■ **EXERCISE**:
Scan the lines below for "Outlook"; report the number of lines that contain it, and only that.

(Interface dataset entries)
......

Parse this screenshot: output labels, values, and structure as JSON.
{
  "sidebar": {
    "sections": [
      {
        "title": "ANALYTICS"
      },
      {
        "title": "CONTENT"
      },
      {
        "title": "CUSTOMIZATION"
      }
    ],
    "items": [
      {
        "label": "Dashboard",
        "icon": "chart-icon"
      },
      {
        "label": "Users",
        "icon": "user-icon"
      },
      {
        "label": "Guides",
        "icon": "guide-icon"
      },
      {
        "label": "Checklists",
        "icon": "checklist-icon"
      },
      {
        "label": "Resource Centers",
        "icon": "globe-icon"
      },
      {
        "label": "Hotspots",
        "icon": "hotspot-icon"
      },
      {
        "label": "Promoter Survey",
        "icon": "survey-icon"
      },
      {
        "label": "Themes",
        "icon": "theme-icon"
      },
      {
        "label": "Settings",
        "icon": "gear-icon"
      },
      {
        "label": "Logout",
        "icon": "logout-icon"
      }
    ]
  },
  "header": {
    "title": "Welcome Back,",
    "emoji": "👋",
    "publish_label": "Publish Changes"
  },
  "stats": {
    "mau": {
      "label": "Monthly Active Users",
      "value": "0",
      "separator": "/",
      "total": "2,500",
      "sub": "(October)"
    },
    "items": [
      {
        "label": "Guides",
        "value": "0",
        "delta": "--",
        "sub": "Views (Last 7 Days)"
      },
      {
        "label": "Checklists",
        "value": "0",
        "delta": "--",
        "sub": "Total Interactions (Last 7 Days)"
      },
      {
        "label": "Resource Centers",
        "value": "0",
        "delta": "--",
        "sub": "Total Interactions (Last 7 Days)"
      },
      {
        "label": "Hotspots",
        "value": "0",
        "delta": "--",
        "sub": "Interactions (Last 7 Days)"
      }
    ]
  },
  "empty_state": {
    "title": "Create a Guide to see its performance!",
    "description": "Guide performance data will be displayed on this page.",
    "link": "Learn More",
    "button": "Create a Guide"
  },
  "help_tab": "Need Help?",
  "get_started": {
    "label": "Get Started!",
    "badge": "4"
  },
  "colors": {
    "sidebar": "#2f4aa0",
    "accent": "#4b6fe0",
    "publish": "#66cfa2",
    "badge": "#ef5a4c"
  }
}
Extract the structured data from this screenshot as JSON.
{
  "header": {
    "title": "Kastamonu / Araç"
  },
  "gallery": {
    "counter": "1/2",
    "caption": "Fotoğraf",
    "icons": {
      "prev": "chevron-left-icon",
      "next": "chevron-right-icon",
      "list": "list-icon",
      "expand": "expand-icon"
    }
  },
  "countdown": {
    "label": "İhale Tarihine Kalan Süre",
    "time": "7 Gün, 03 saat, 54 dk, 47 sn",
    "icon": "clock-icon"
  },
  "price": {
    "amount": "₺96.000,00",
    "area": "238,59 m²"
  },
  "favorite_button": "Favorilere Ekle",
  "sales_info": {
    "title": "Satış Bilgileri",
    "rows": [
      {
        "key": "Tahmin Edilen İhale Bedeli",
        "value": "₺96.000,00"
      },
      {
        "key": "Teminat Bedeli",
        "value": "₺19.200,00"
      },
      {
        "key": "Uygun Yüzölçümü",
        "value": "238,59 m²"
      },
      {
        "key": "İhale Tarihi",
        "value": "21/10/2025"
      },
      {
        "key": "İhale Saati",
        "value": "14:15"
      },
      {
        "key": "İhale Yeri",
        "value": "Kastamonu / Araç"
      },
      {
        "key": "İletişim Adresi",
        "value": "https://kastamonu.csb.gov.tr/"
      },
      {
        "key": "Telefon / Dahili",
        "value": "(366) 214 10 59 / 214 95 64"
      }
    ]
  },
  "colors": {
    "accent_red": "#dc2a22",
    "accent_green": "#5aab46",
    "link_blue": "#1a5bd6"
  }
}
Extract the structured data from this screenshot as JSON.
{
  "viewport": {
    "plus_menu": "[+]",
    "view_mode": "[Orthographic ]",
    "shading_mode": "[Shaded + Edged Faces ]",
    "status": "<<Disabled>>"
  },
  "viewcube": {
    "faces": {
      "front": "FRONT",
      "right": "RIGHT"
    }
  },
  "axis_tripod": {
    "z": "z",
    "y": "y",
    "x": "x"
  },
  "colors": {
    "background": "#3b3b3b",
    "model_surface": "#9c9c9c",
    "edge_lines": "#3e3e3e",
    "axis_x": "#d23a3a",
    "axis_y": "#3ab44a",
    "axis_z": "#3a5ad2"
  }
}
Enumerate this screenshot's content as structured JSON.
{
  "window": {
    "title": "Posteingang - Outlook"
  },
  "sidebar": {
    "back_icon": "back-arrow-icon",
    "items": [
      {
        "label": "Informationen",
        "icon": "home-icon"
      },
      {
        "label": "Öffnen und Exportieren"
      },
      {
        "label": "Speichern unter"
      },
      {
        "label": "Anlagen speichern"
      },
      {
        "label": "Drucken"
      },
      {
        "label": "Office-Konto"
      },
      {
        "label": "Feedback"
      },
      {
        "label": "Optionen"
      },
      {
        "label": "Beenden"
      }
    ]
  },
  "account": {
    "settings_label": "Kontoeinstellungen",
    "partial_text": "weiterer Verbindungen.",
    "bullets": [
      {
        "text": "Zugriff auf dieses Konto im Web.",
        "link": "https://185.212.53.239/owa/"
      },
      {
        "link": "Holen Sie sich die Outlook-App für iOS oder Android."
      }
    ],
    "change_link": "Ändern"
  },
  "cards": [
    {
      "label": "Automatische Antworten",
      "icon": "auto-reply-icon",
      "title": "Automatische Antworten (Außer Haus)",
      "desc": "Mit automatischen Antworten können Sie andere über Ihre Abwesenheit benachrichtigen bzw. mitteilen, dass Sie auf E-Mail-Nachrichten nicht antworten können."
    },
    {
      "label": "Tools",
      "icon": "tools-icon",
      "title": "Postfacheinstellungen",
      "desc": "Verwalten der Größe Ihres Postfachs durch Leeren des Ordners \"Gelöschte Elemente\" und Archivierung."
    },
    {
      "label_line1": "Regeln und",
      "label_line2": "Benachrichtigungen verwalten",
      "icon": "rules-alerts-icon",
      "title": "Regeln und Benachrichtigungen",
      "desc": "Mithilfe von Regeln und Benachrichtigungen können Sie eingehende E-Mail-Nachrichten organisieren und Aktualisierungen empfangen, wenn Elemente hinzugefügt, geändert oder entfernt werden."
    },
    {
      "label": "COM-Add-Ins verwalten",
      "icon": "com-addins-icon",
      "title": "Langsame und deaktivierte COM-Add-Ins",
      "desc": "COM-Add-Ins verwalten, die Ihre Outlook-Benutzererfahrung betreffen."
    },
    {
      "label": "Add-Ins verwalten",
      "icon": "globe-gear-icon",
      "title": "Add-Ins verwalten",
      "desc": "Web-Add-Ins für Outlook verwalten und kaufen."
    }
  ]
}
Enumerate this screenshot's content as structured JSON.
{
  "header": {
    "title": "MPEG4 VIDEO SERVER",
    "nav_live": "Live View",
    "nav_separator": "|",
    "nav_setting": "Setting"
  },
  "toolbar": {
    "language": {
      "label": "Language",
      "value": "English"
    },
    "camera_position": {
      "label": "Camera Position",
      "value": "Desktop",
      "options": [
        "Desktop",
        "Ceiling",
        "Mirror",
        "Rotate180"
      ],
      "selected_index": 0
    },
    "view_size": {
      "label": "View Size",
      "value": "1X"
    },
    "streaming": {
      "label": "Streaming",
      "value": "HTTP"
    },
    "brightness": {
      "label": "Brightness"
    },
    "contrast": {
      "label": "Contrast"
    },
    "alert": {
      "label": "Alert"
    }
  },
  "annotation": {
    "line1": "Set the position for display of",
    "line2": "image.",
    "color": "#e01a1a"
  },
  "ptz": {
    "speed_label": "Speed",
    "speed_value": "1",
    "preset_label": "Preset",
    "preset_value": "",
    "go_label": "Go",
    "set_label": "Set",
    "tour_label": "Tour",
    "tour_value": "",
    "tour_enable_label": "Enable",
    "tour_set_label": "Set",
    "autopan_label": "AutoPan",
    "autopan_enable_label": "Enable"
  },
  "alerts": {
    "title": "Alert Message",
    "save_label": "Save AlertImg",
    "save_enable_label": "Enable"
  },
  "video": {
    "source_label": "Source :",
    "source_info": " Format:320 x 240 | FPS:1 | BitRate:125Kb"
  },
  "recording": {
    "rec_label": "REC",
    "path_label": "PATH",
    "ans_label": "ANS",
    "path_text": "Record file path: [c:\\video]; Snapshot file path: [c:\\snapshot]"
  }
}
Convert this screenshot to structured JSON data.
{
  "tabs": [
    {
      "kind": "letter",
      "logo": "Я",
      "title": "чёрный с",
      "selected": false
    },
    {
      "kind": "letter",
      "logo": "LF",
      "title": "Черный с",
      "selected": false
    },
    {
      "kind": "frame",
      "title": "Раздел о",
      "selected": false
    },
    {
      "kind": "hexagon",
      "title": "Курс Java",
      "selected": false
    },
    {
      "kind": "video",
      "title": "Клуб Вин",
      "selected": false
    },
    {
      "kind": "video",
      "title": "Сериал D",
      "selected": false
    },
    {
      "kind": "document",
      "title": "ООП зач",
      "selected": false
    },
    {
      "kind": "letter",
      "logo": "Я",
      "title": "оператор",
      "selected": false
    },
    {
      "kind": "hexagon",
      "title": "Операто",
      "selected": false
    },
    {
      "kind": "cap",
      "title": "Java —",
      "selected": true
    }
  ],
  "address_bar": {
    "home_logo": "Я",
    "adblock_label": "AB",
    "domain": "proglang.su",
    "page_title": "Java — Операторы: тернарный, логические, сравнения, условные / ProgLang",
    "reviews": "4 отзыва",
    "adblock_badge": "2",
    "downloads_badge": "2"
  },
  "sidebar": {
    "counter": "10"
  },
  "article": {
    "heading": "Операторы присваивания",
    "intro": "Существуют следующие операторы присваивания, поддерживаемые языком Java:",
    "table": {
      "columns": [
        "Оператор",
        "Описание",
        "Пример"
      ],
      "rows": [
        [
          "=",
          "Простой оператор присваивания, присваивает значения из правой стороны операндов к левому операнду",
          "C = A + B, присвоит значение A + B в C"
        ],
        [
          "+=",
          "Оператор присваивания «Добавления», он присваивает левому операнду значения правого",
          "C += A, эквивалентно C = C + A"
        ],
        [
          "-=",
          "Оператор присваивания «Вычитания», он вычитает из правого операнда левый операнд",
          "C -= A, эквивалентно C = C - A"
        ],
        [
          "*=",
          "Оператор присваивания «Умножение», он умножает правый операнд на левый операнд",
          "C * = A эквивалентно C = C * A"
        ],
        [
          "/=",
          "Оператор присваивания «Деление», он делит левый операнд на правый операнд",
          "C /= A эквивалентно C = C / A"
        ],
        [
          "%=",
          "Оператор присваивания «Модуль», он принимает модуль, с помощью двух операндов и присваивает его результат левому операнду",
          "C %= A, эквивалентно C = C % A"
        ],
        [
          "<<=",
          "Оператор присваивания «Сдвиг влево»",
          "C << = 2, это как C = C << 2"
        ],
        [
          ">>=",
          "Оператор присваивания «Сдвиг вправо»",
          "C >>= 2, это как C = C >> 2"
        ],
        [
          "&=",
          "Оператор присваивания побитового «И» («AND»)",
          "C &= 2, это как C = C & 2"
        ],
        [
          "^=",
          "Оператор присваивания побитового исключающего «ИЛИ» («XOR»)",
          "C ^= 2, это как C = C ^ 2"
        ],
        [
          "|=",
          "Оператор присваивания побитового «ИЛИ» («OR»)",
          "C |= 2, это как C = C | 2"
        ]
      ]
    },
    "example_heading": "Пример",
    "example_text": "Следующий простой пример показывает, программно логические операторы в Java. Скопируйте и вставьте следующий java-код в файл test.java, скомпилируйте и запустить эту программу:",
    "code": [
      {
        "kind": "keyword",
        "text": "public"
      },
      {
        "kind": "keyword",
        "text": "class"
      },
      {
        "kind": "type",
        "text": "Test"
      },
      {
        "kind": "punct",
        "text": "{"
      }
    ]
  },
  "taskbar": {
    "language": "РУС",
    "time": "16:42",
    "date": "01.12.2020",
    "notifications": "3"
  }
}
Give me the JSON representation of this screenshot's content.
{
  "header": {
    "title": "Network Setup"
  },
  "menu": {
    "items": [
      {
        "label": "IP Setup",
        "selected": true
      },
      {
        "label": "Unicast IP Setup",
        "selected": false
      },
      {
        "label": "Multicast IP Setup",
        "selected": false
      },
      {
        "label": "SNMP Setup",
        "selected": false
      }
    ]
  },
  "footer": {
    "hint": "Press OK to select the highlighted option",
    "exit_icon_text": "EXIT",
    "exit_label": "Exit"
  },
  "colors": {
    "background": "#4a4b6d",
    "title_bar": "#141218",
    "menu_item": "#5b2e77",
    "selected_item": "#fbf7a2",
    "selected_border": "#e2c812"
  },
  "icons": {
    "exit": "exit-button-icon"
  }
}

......

■ **SOLUTION TO THIS TASK**:
4